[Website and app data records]
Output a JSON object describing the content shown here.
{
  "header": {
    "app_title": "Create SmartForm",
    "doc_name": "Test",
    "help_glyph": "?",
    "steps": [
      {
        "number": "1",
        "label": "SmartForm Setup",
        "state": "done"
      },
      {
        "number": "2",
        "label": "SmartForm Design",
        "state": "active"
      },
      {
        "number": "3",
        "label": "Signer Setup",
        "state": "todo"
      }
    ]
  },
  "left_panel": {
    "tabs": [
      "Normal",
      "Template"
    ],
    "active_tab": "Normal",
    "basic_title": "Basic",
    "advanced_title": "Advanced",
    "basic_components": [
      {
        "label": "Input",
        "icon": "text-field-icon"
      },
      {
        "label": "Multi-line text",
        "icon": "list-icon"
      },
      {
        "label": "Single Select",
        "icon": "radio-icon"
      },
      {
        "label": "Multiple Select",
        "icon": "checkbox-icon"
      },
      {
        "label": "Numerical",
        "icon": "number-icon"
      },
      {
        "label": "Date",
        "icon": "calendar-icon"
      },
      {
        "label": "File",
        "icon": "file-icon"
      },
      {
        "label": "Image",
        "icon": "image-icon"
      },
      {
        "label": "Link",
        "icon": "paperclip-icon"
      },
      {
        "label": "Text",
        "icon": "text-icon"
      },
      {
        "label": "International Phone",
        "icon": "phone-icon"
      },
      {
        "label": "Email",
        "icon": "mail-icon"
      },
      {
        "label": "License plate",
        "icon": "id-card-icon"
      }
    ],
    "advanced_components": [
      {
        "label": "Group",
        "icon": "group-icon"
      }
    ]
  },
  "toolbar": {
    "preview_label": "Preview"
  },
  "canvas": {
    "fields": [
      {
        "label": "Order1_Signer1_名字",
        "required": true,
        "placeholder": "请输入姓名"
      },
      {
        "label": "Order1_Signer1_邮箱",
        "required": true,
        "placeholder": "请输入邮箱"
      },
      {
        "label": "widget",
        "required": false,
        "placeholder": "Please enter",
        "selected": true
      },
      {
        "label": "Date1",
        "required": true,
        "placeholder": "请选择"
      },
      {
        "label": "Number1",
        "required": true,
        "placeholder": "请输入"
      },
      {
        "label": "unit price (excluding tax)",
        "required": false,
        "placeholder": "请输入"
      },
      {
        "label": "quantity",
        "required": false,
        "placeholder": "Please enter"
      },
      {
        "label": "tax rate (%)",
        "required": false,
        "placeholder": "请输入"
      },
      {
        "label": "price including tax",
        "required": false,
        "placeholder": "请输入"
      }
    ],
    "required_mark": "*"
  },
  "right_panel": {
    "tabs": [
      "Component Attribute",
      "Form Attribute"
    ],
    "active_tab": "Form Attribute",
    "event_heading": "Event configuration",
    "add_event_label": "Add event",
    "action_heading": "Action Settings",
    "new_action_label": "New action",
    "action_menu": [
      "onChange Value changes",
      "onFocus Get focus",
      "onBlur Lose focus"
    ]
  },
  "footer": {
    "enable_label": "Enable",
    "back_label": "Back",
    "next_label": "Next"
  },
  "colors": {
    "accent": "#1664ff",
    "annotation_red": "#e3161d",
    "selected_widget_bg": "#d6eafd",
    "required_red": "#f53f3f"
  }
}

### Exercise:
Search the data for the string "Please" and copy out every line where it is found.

### Your solution:
        "placeholder": "Please enter",
        "placeholder": "Please enter"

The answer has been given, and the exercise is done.